"It's awful, embarrassing, unacceptable,'' Yankees manager Aaron Boone said.
The game began 52 minutes late due to a weather delay even though it wasn't raining, and the tarp was not placed on the field. There also were four delays for replay reviews and another stoppage when plate umpire Jeff Nelson took a 96 mph fastball from Yankees pitcher Gerrit Cole off his mask in the sixth.
As Nelson was getting checked, the rain significantly intensified. The game was delayed by rain for a second time moments after Cole took the mound for the seventh, and called following a 54-minute delay that included lightning and heavy showers.
Cole struck out 11 as the Yankees topped their longtime rivals for the first time in eight meetings this year. It was their first victory over Boston in nine tries since Sept. 19.
18 July, 2021 - 06:10pm
Based on the comments delivered from manager Aaron Boone on Saturday, however, it sounds like that defensive drought will be snapped soon.
"I would say it's on the horizon," Boone said on Stanton returning to the outfield. "The importance of having his bat in the lineup is the biggest thing."
Stanton's defense has been a topic of discussion periodically ever since he was acquired from Miami prior to the 2018 season. Prone to injuries in pinstripes, specifically in his legs, putting Stanton in the outfield hasn't exactly been conducive to keeping the slugger healthy.
As much as Stanton has been able to settle into a consistent role as New York's designated hitter over the last few seasons, the importance of him being able to play on defense as well has grown exponentially of late.
New York is scrambling to manage a COVID-19 outbreak, filling in for six players on the active roster after they all tested positive for the virus. That group includes Aaron Judge, the Yankees' most consistent hitter (and an underrated defender in right field).
Factor that in with season-ending wrist surgery for starting center fielder Aaron Hicks, along with the lack of production the Yankees have gotten from the rest of the outfield in 2021, and it's safe to say Stanton being able to play anywhere other than designated hitter every once in a while would be helpful for Boone as he pieces together playing time.
Even the reserves in the outfield are dropping like flies. Clint Frazier and Miguel Andújar are both on the injured list and recently-acquired outfielder Tim Locastro suffered a torn ACL on Saturday night in the Yankees' rain-shortened victory over the Red Sox.
Stanton's latest injury, Boone said, was the reason why this entire process was postponed.
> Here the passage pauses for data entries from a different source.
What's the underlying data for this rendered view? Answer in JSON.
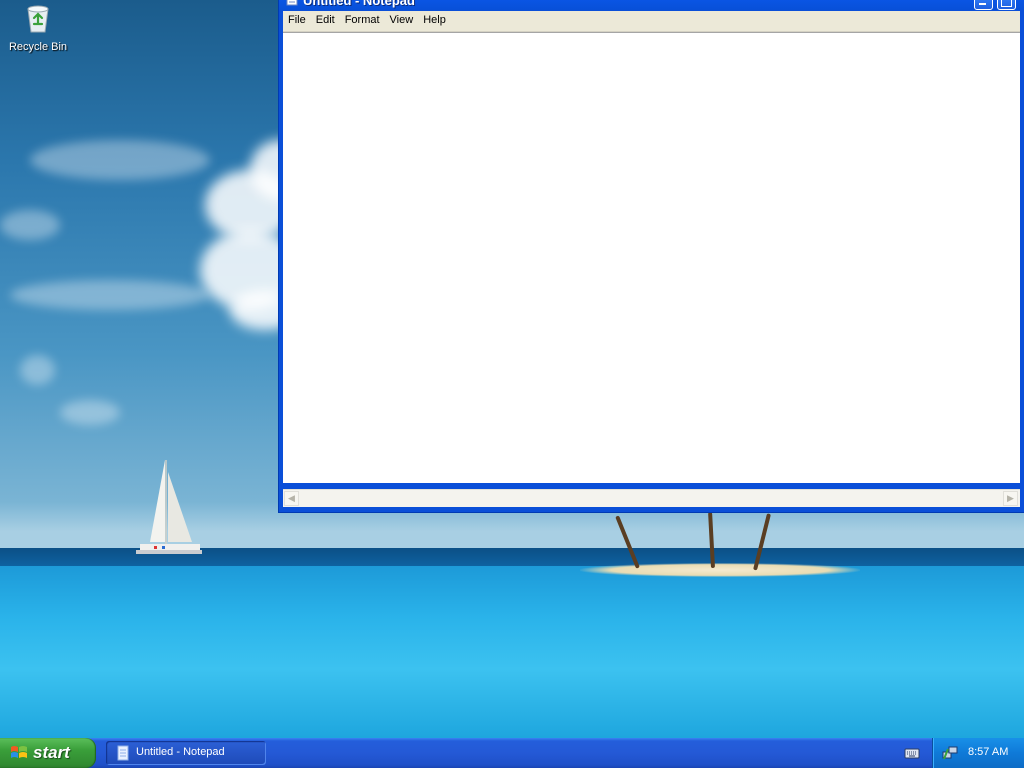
{
  "desktop": {
    "icons": [
      {
        "label": "Recycle Bin",
        "icon": "recycle-bin-icon"
      }
    ]
  },
  "notepad": {
    "title": "Untitled - Notepad",
    "menu": [
      "File",
      "Edit",
      "Format",
      "View",
      "Help"
    ],
    "content": ""
  },
  "taskbar": {
    "start_label": "start",
    "tasks": [
      {
        "label": "Untitled - Notepad",
        "icon": "notepad-icon"
      }
    ],
    "tray": {
      "clock": "8:57 AM"
    }
  },
  "colors": {
    "title_bar": "#0a56e6",
    "taskbar": "#245edb",
    "start_button": "#3a9f3a",
    "tray": "#0f7ad8"
  }
}
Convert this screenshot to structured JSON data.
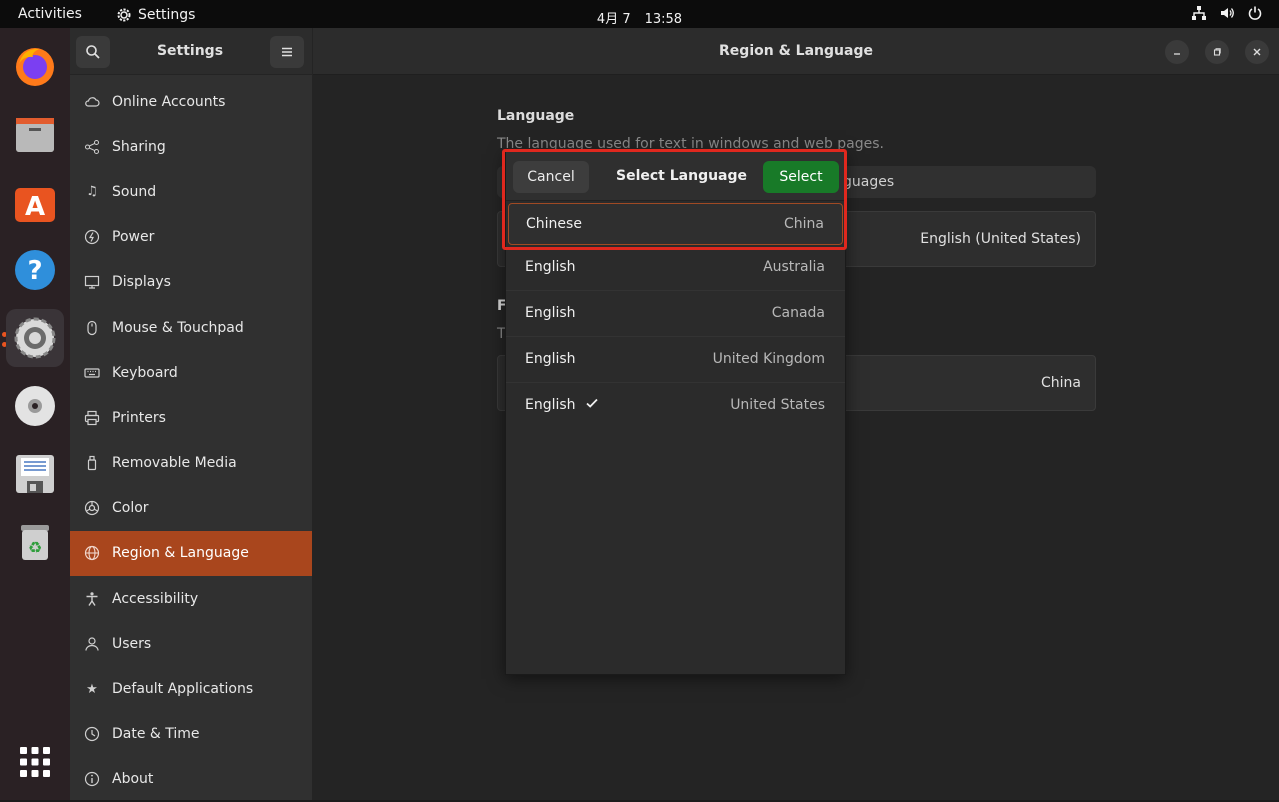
{
  "topbar": {
    "activities": "Activities",
    "app_name": "Settings",
    "date": "4月 7",
    "time": "13:58"
  },
  "dock": {
    "items": [
      "firefox-icon",
      "files-icon",
      "app-center-icon",
      "help-icon",
      "settings-icon",
      "disc-icon",
      "save-icon",
      "trash-icon",
      "app-grid-icon"
    ]
  },
  "sidebar": {
    "title": "Settings",
    "items": [
      {
        "label": "Online Accounts",
        "icon": "cloud-icon"
      },
      {
        "label": "Sharing",
        "icon": "share-icon"
      },
      {
        "label": "Sound",
        "icon": "music-note-icon"
      },
      {
        "label": "Power",
        "icon": "power-icon"
      },
      {
        "label": "Displays",
        "icon": "monitor-icon"
      },
      {
        "label": "Mouse & Touchpad",
        "icon": "mouse-icon"
      },
      {
        "label": "Keyboard",
        "icon": "keyboard-icon"
      },
      {
        "label": "Printers",
        "icon": "printer-icon"
      },
      {
        "label": "Removable Media",
        "icon": "usb-icon"
      },
      {
        "label": "Color",
        "icon": "color-icon"
      },
      {
        "label": "Region & Language",
        "icon": "globe-icon"
      },
      {
        "label": "Accessibility",
        "icon": "accessibility-icon"
      },
      {
        "label": "Users",
        "icon": "users-icon"
      },
      {
        "label": "Default Applications",
        "icon": "star-icon"
      },
      {
        "label": "Date & Time",
        "icon": "clock-icon"
      },
      {
        "label": "About",
        "icon": "info-icon"
      }
    ],
    "selected": "Region & Language"
  },
  "main": {
    "title": "Region & Language",
    "language_heading": "Language",
    "language_desc": "The language used for text in windows and web pages.",
    "language_box_text": "guages",
    "language_value": "English (United States)",
    "formats_heading": "F",
    "formats_desc": "T",
    "formats_value": "China"
  },
  "dialog": {
    "title": "Select Language",
    "cancel_label": "Cancel",
    "select_label": "Select",
    "rows": [
      {
        "language": "Chinese",
        "region": "China",
        "checked": false
      },
      {
        "language": "English",
        "region": "Australia",
        "checked": false
      },
      {
        "language": "English",
        "region": "Canada",
        "checked": false
      },
      {
        "language": "English",
        "region": "United Kingdom",
        "checked": false
      },
      {
        "language": "English",
        "region": "United States",
        "checked": true
      }
    ]
  },
  "colors": {
    "accent": "#a9461d",
    "select_button": "#187a28",
    "highlight": "#e0281e"
  }
}
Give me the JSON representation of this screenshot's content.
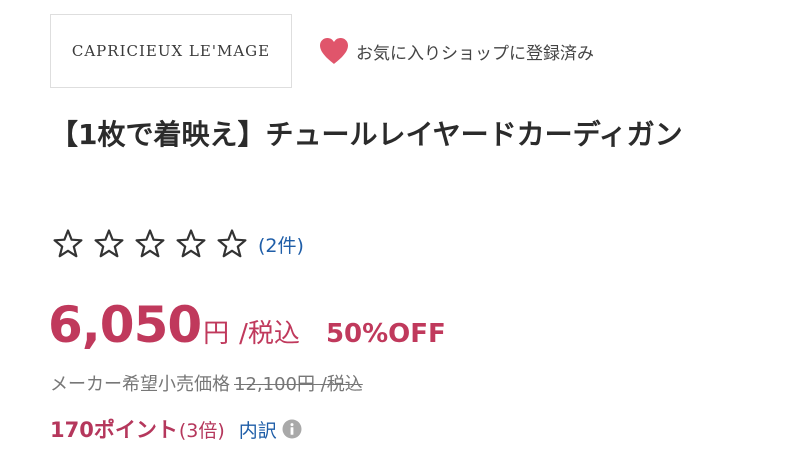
{
  "shop": {
    "logo_text": "CAPRICIEUX LE'MAGE",
    "favorite_label": "お気に入りショップに登録済み",
    "heart_color": "#e0556b"
  },
  "product": {
    "title": "【1枚で着映え】チュールレイヤードカーディガン",
    "rating": 0,
    "rating_max": 5,
    "review_count": "(2件)"
  },
  "price": {
    "value": "6,050",
    "yen": "円",
    "tax": "/税込",
    "discount": "50%OFF",
    "color": "#c0395c"
  },
  "msrp": {
    "label": "メーカー希望小売価格",
    "value": "12,100円 /税込"
  },
  "points": {
    "value": "170ポイント",
    "multiplier": "(3倍)",
    "breakdown_label": "内訳"
  },
  "icons": {
    "favorite": "heart-icon",
    "rating": "star-icon",
    "info": "info-icon"
  }
}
"I think timing hurt a little bit. In spring training, we left and we broke with a full outfield and didn't really see a spot where we were going to need it," Boone explained. "Then he got hurt. Even though it was fairly minor, he missed two to three weeks, set that plan back a little bit and then we got him ramped up and going again."
That injury was a left quad strain. The slugger wound up missing 13 games, sidelined shortly after completing a stretch where he was batting .481 (25-for-52) as part of a 12-game hitting streak.
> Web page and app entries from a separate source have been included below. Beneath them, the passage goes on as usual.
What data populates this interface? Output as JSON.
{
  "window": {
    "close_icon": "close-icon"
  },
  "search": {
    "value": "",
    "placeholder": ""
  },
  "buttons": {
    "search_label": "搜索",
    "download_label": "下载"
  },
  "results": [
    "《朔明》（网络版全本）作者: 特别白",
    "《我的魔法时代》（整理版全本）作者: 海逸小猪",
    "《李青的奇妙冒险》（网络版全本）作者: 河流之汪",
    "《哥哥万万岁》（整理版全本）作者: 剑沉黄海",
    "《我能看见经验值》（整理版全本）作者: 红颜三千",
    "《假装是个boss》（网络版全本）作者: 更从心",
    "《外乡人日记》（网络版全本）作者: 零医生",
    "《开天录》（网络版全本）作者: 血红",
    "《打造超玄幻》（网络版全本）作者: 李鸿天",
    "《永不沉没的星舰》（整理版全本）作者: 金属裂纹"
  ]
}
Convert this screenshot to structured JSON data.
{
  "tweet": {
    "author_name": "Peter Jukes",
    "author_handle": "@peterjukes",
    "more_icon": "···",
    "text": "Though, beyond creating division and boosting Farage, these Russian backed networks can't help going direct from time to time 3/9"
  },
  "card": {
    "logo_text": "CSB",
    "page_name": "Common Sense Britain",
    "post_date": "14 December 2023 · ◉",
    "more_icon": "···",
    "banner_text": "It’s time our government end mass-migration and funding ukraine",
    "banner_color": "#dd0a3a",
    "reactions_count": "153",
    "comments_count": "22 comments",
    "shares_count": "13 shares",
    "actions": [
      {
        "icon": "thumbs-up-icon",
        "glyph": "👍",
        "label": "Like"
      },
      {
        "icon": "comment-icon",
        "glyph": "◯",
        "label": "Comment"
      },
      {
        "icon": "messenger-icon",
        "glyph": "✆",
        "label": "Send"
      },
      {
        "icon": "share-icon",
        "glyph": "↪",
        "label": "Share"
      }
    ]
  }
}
During last year's shortened campaign, Stanton spent time on the shelf with a left hamstring strain. He would've missed time had the season started as scheduled in the spring as well, suffering a Grade 1 right calf strain during fielding drills in spring training.
"There's a lot of value in having versatile players that can play multiple positions," Boone said. "There's absolutely value in having some flexibility so that you can on a given day, maybe how a guy's feeling or having to give a guy a rest or wanting to use a DH day for somebody."
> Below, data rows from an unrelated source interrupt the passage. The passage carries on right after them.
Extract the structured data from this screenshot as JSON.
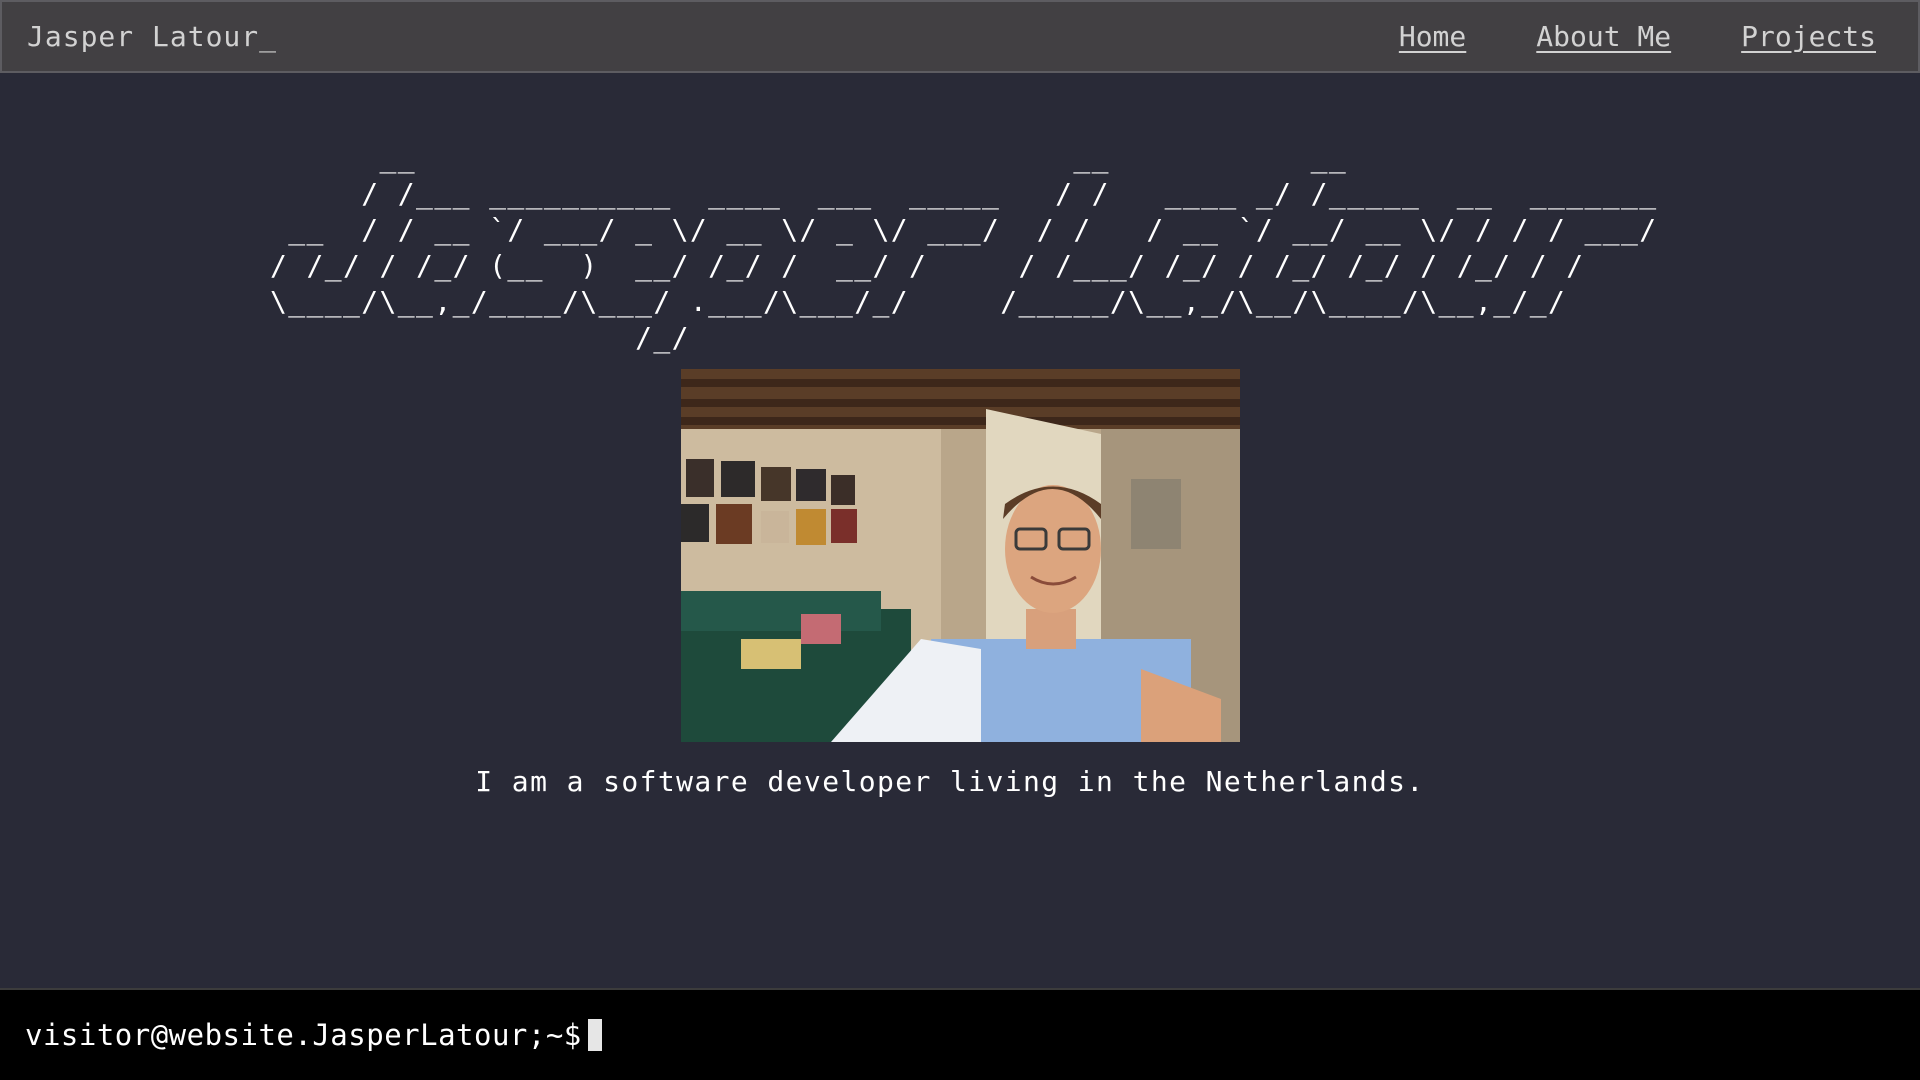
{
  "header": {
    "site_title": "Jasper Latour_",
    "nav": [
      {
        "label": "Home"
      },
      {
        "label": "About Me"
      },
      {
        "label": "Projects"
      }
    ]
  },
  "hero": {
    "ascii_art": "      __                                    __           __\n     / /___ __________  ____  ___  _____   / /   ____ _/ /_____  __  _______\n __  / / __ `/ ___/ _ \\/ __ \\/ _ \\/ ___/  / /   / __ `/ __/ __ \\/ / / / ___/\n/ /_/ / /_/ (__  )  __/ /_/ /  __/ /     / /___/ /_/ / /_/ /_/ / /_/ / /\n\\____/\\__,_/____/\\___/ .___/\\___/_/     /_____/\\__,_/\\__/\\____/\\__,_/_/\n                    /_/",
    "photo_alt": "Selfie of Jasper in his room",
    "tagline": "I am a software developer living in the Netherlands."
  },
  "terminal": {
    "prompt": "visitor@website.JasperLatour;~$"
  },
  "colors": {
    "background": "#292a37",
    "header_bg": "#424043",
    "terminal_bg": "#000000",
    "text": "#ffffff",
    "nav_text": "#d2d2d2"
  }
}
Stanton has made it clear in the past that he's willing to give the outfield a shot. There is a possibility of that coming sooner than the series in Miami at the end of the month, depending on the health of those around Stanton and how the 31-year-old progresses in his physical preparation.
"We're trying to push to get him back out there potentially next weekend," Boone revealed. "Obviously, with the Marlins series coming up at the end of the month, we're working in that direction."